Simple Summer Tips for Wellbeing: Part 3 – Exercise

Summer has arrived and the holiday season is upon us.  It is a great opportunity to be active and take advantage of the sunny weather. You may be on holidays but that doesn’t mean you have to ignore the needs of your body and mind and be sedentary for the entire break. Sure, take some time to relax and unwind, but if you can try to incorporate some physical activity into your day you will feel better for it.

There are the obvious physiological benefits of exercise, such as weight control and a reduced risk of illnesses such as diabetes and heart disease. However, there are also significant positive effects on mental health. Research has shown that people who exercise regularly are less likely to develop depression throughout their life (Wipfli, Landers, Nagoshi & Ringenbach, 2011); and if someone is suffering mild to moderate depression then exercise can be an effective treatment (Bruijin & Rhodes, 2011).

Think about that for a moment – exercise can be effective in treating someone’s depressed mood. If this doesn’t highlight the importance of exercise, what does? The bottom line is, exercise is important for the body, and is great for the mind. It can help you sleep more efficiently, feel better about yourself (improve self-esteem), and give you more energy throughout the day.

How much is enough?

Dr Jeff Hall of Bulli Medical Practice (www.bullimedicalpractice.com.au) recommends simplifying the government guidelines to five sessions of 30 minutes duration per week of moderate intensity exercise (i.e. brisk walking). This can be built up from there but the important thing to remember that some is better than none.

But I just cant get motivated, you say?

Taking the first step towards exercise can be difficult, particularly if you don’t have it as a regular part of your life already. Just the word ‘exercise’ can be threatening evoke psychological problems! So perhaps begin by changing the terminology to something less threatening: physical activity. That already seems more achievable. Here are some more tips to help you get moving over summer:

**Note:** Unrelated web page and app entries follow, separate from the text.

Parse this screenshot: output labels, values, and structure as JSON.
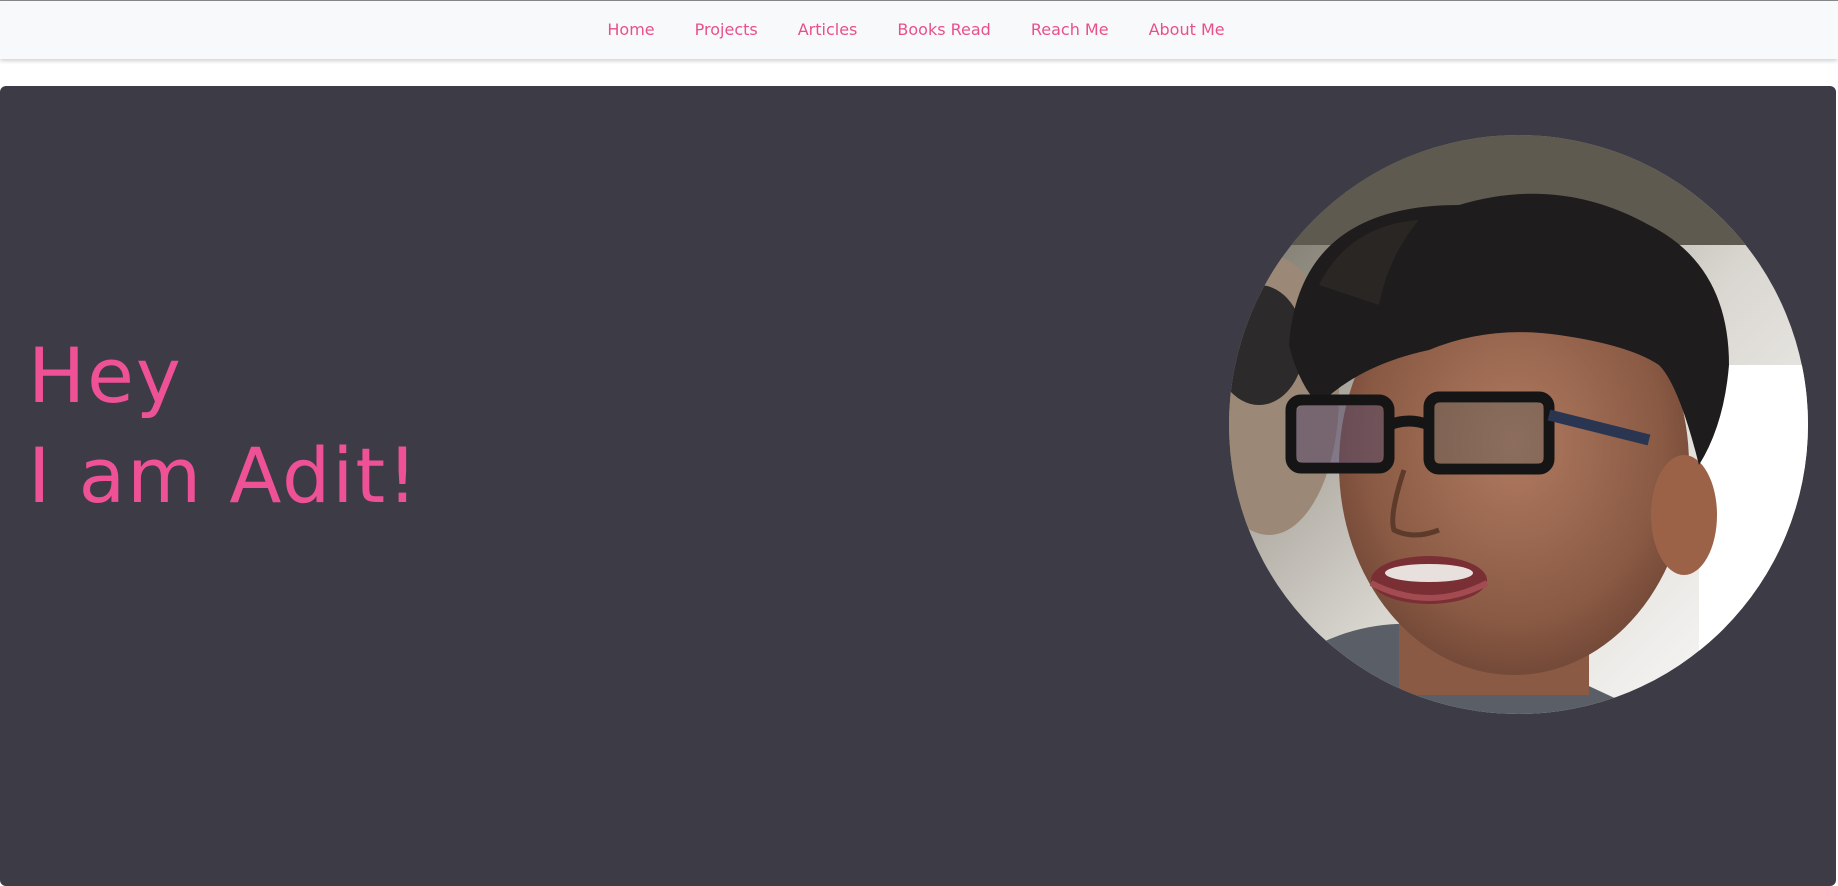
{
  "nav": {
    "items": [
      {
        "label": "Home"
      },
      {
        "label": "Projects"
      },
      {
        "label": "Articles"
      },
      {
        "label": "Books Read"
      },
      {
        "label": "Reach Me"
      },
      {
        "label": "About Me"
      }
    ]
  },
  "hero": {
    "greeting_line1": "Hey",
    "greeting_line2": "I am Adit!",
    "portrait_icon": "profile-photo"
  },
  "colors": {
    "accent": "#ef5196",
    "nav_link": "#e8508b",
    "hero_background": "#3d3c46",
    "navbar_background": "#f8f9fa"
  }
}
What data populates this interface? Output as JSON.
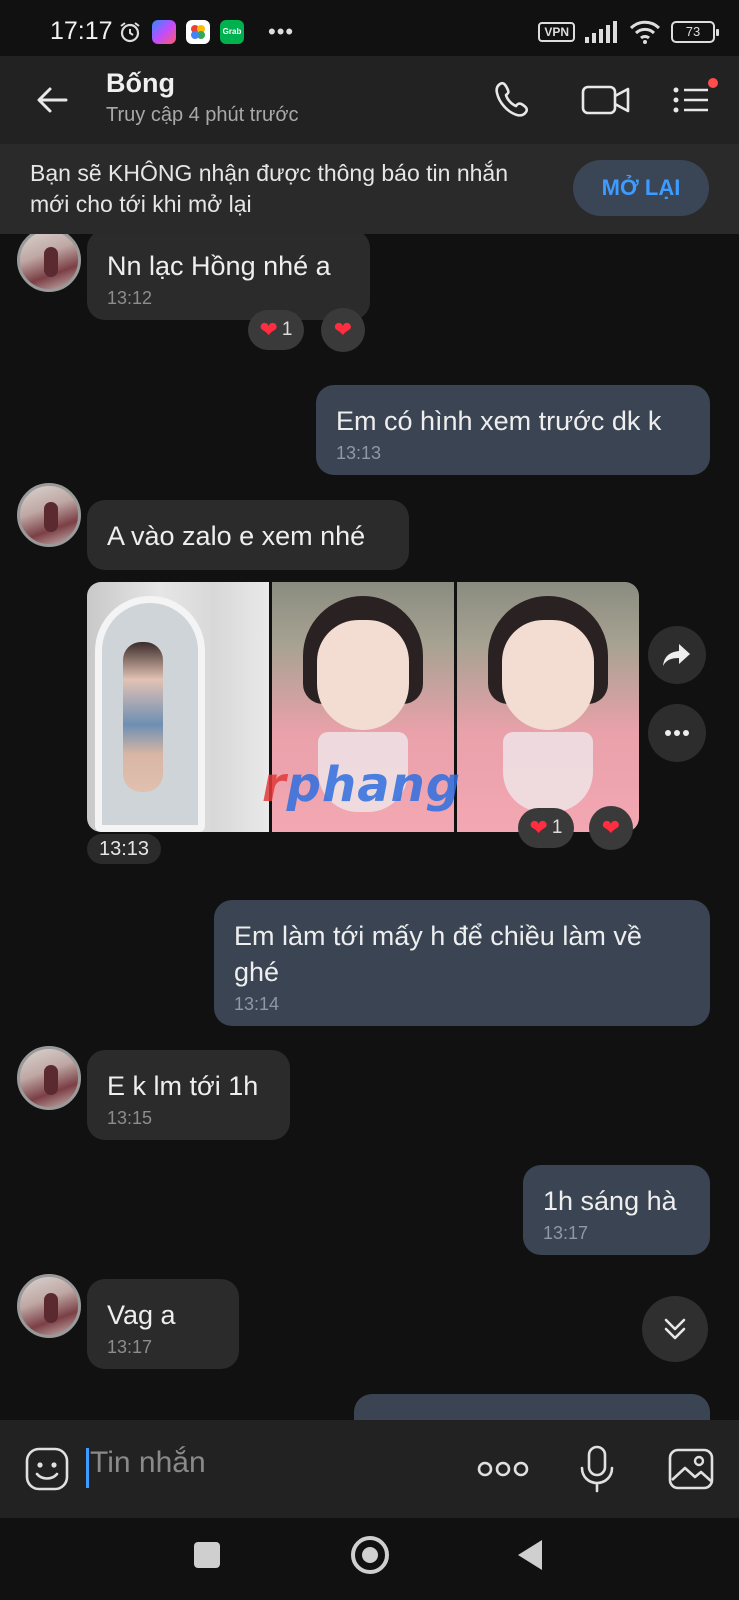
{
  "status_bar": {
    "time": "17:17",
    "vpn_label": "VPN",
    "battery": "73",
    "more_dots": "•••",
    "icons": [
      "alarm-icon",
      "messenger-icon",
      "photos-icon",
      "grab-icon",
      "signal-icon",
      "wifi-icon",
      "battery-icon"
    ]
  },
  "header": {
    "contact_name": "Bống",
    "last_seen": "Truy cập 4 phút trước",
    "actions": [
      "back-icon",
      "phone-icon",
      "video-icon",
      "menu-icon"
    ]
  },
  "notice": {
    "text": "Bạn sẽ KHÔNG nhận được thông báo tin nhắn mới cho tới khi mở lại",
    "button_label": "MỞ LẠI"
  },
  "messages": [
    {
      "direction": "in",
      "text": "Nn lạc Hồng nhé a",
      "time": "13:12",
      "reaction_count": "1"
    },
    {
      "direction": "out",
      "text": "Em có hình xem trước dk k",
      "time": "13:13"
    },
    {
      "direction": "in",
      "text": "A vào zalo e xem nhé",
      "time": ""
    },
    {
      "direction": "in",
      "type": "photos",
      "photo_count": 3,
      "watermark": "phang",
      "time": "13:13",
      "reaction_count": "1"
    },
    {
      "direction": "out",
      "text": "Em làm tới mấy h để chiều làm về ghé",
      "time": "13:14"
    },
    {
      "direction": "in",
      "text": "E k lm tới 1h",
      "time": "13:15"
    },
    {
      "direction": "out",
      "text": "1h sáng hà",
      "time": "13:17"
    },
    {
      "direction": "in",
      "text": "Vag a",
      "time": "13:17"
    }
  ],
  "composer": {
    "placeholder": "Tin nhắn",
    "icons": [
      "sticker-icon",
      "more-icon",
      "microphone-icon",
      "image-icon"
    ]
  },
  "colors": {
    "background": "#111111",
    "header": "#222222",
    "incoming_bubble": "#2b2b2b",
    "outgoing_bubble": "#3a4452",
    "accent": "#3d9cff",
    "heart": "#ff2d3f"
  }
}
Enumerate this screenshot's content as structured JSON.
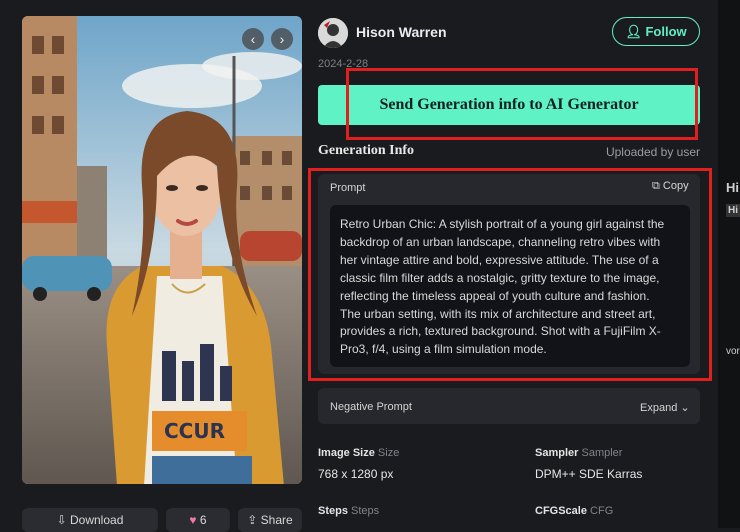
{
  "author": {
    "name": "Hison Warren",
    "follow_label": "Follow",
    "date": "2024-2-28"
  },
  "send_button_label": "Send Generation info to AI Generator",
  "generation_info": {
    "title": "Generation Info",
    "uploaded_by": "Uploaded by user"
  },
  "prompt": {
    "label": "Prompt",
    "copy_label": "Copy",
    "lines": [
      "Retro Urban Chic: A stylish portrait of a young girl against the",
      "backdrop of an urban landscape, channeling retro vibes with",
      "her vintage attire and bold, expressive attitude. The use of a",
      "classic film filter adds a nostalgic, gritty texture to the image,",
      "reflecting the timeless appeal of youth culture and fashion.",
      "The urban setting, with its mix of architecture and street art,",
      "provides a rich, textured background. Shot with a FujiFilm X-",
      "Pro3, f/4, using a film simulation mode."
    ]
  },
  "negative_prompt": {
    "label": "Negative Prompt",
    "expand_label": "Expand"
  },
  "meta": {
    "image_size": {
      "label": "Image Size",
      "sub": "Size",
      "value": "768 x 1280 px"
    },
    "sampler": {
      "label": "Sampler",
      "sub": "Sampler",
      "value": "DPM++ SDE Karras"
    },
    "steps": {
      "label": "Steps",
      "sub": "Steps"
    },
    "cfg_scale": {
      "label": "CFGScale",
      "sub": "CFG"
    }
  },
  "image_actions": {
    "download_label": "Download",
    "like_count": "6",
    "share_label": "Share"
  },
  "right_strip": {
    "letters_1": "Hi",
    "letters_2": "Hi",
    "letters_3": "vor"
  },
  "colors": {
    "accent": "#5ef2c5",
    "highlight_box": "#e0201f",
    "panel": "#26282d",
    "background": "#1a1b1e"
  }
}
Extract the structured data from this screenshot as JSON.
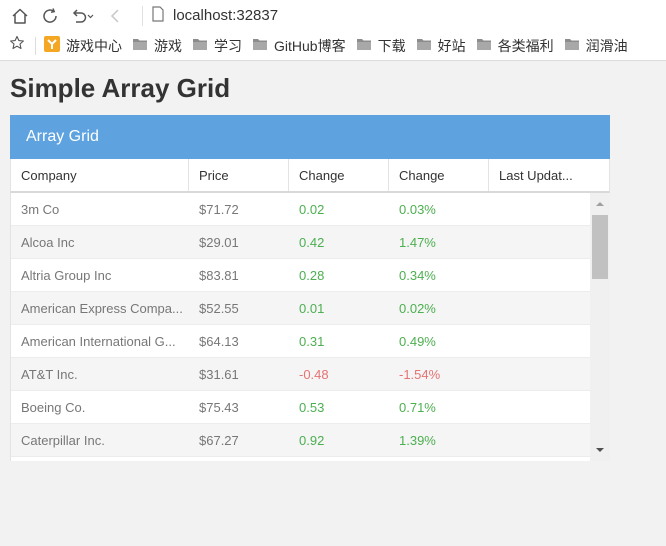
{
  "browser": {
    "url": "localhost:32837",
    "bookmarks": [
      {
        "label": "游戏中心",
        "icon": "game-center-icon"
      },
      {
        "label": "游戏",
        "icon": "folder-icon"
      },
      {
        "label": "学习",
        "icon": "folder-icon"
      },
      {
        "label": "GitHub博客",
        "icon": "folder-icon"
      },
      {
        "label": "下载",
        "icon": "folder-icon"
      },
      {
        "label": "好站",
        "icon": "folder-icon"
      },
      {
        "label": "各类福利",
        "icon": "folder-icon"
      },
      {
        "label": "润滑油",
        "icon": "folder-icon"
      }
    ]
  },
  "page": {
    "title": "Simple Array Grid"
  },
  "grid": {
    "title": "Array Grid",
    "columns": [
      "Company",
      "Price",
      "Change",
      "Change",
      "Last Updat..."
    ],
    "rows": [
      {
        "company": "3m Co",
        "price": "$71.72",
        "change": "0.02",
        "pct": "0.03%",
        "dir": "pos"
      },
      {
        "company": "Alcoa Inc",
        "price": "$29.01",
        "change": "0.42",
        "pct": "1.47%",
        "dir": "pos"
      },
      {
        "company": "Altria Group Inc",
        "price": "$83.81",
        "change": "0.28",
        "pct": "0.34%",
        "dir": "pos"
      },
      {
        "company": "American Express Compa...",
        "price": "$52.55",
        "change": "0.01",
        "pct": "0.02%",
        "dir": "pos"
      },
      {
        "company": "American International G...",
        "price": "$64.13",
        "change": "0.31",
        "pct": "0.49%",
        "dir": "pos"
      },
      {
        "company": "AT&T Inc.",
        "price": "$31.61",
        "change": "-0.48",
        "pct": "-1.54%",
        "dir": "neg"
      },
      {
        "company": "Boeing Co.",
        "price": "$75.43",
        "change": "0.53",
        "pct": "0.71%",
        "dir": "pos"
      },
      {
        "company": "Caterpillar Inc.",
        "price": "$67.27",
        "change": "0.92",
        "pct": "1.39%",
        "dir": "pos"
      },
      {
        "company": "",
        "price": "",
        "change": "",
        "pct": "",
        "dir": "pos"
      }
    ]
  },
  "colors": {
    "header_bg": "#5ea3e0",
    "positive": "#4caf50",
    "negative": "#e57373"
  }
}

If you have tried the above and still don’t seem to be able to enact change in your lifestyle, speak to a psychologist at Marsden Clinical Psychology. Psychological strategies can help to increase motivation to change, address barriers to change, and enhance motivation to change.

Adam McRae, Associate Psychologist at Marsden Clinical Psychology, has over 10 years experience working as a health coach to create behaviour change. He can help you to be successful in achieving the lifestyle change you want and need. To find out more about Adam or to make an enquiry/booking click here.

Keep an eye out for our article which will be specifically about binge drinking and tips to keep it under control over Christmas and New Years Eve and SUBSCRIBE TO OUR EMAIL LIST below to receive more helpful tips for your mental health.